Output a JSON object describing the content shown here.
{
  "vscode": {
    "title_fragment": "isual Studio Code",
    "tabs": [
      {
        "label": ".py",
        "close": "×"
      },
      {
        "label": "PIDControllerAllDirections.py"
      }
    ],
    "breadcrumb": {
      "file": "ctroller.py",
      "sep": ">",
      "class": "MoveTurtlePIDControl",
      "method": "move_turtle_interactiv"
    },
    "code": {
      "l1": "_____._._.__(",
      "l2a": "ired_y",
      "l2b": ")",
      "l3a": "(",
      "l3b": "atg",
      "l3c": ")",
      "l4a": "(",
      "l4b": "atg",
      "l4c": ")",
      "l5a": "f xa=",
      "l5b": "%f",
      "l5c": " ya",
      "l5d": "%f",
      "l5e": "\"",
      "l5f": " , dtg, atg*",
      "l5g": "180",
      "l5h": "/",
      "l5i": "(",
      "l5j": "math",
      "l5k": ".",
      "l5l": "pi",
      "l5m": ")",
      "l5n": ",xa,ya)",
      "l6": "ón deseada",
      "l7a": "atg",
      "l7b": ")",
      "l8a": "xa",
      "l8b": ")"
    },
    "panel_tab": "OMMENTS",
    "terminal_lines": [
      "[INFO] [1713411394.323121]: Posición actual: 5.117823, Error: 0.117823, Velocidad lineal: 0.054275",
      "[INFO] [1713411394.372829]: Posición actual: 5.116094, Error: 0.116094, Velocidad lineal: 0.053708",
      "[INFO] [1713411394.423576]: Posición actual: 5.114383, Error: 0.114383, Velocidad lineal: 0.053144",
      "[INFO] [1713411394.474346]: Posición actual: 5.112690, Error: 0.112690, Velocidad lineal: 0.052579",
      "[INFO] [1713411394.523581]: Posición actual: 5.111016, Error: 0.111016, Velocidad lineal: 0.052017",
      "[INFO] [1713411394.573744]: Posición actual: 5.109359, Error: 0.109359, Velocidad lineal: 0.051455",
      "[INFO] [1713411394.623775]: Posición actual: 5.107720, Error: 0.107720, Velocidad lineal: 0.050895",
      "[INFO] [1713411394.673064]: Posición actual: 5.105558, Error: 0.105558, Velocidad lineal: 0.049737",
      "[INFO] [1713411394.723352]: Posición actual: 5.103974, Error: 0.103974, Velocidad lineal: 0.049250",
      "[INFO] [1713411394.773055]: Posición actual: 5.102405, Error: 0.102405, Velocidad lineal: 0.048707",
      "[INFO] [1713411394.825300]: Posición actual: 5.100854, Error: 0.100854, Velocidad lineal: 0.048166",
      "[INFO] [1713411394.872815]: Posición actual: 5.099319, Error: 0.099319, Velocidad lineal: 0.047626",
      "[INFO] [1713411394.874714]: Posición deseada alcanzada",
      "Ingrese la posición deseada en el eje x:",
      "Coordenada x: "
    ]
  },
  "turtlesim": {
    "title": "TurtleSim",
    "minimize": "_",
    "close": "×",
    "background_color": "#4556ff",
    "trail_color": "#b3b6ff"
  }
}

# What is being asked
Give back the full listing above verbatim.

# Task output
Output a JSON object describing the content shown here.
{
  "vscode": {
    "title_fragment": "isual Studio Code",
    "tabs": [
      {
        "label": ".py",
        "close": "×"
      },
      {
        "label": "PIDControllerAllDirections.py"
      }
    ],
    "breadcrumb": {
      "file": "ctroller.py",
      "sep": ">",
      "class": "MoveTurtlePIDControl",
      "method": "move_turtle_interactiv"
    },
    "code": {
      "l1": "_____._._.__(",
      "l2a": "ired_y",
      "l2b": ")",
      "l3a": "(",
      "l3b": "atg",
      "l3c": ")",
      "l4a": "(",
      "l4b": "atg",
      "l4c": ")",
      "l5a": "f xa=",
      "l5b": "%f",
      "l5c": " ya",
      "l5d": "%f",
      "l5e": "\"",
      "l5f": " , dtg, atg*",
      "l5g": "180",
      "l5h": "/",
      "l5i": "(",
      "l5j": "math",
      "l5k": ".",
      "l5l": "pi",
      "l5m": ")",
      "l5n": ",xa,ya)",
      "l6": "ón deseada",
      "l7a": "atg",
      "l7b": ")",
      "l8a": "xa",
      "l8b": ")"
    },
    "panel_tab": "OMMENTS",
    "terminal_lines": [
      "[INFO] [1713411394.323121]: Posición actual: 5.117823, Error: 0.117823, Velocidad lineal: 0.054275",
      "[INFO] [1713411394.372829]: Posición actual: 5.116094, Error: 0.116094, Velocidad lineal: 0.053708",
      "[INFO] [1713411394.423576]: Posición actual: 5.114383, Error: 0.114383, Velocidad lineal: 0.053144",
      "[INFO] [1713411394.474346]: Posición actual: 5.112690, Error: 0.112690, Velocidad lineal: 0.052579",
      "[INFO] [1713411394.523581]: Posición actual: 5.111016, Error: 0.111016, Velocidad lineal: 0.052017",
      "[INFO] [1713411394.573744]: Posición actual: 5.109359, Error: 0.109359, Velocidad lineal: 0.051455",
      "[INFO] [1713411394.623775]: Posición actual: 5.107720, Error: 0.107720, Velocidad lineal: 0.050895",
      "[INFO] [1713411394.673064]: Posición actual: 5.105558, Error: 0.105558, Velocidad lineal: 0.049737",
      "[INFO] [1713411394.723352]: Posición actual: 5.103974, Error: 0.103974, Velocidad lineal: 0.049250",
      "[INFO] [1713411394.773055]: Posición actual: 5.102405, Error: 0.102405, Velocidad lineal: 0.048707",
      "[INFO] [1713411394.825300]: Posición actual: 5.100854, Error: 0.100854, Velocidad lineal: 0.048166",
      "[INFO] [1713411394.872815]: Posición actual: 5.099319, Error: 0.099319, Velocidad lineal: 0.047626",
      "[INFO] [1713411394.874714]: Posición deseada alcanzada",
      "Ingrese la posición deseada en el eje x:",
      "Coordenada x: "
    ]
  },
  "turtlesim": {
    "title": "TurtleSim",
    "minimize": "_",
    "close": "×",
    "background_color": "#4556ff",
    "trail_color": "#b3b6ff"
  }
}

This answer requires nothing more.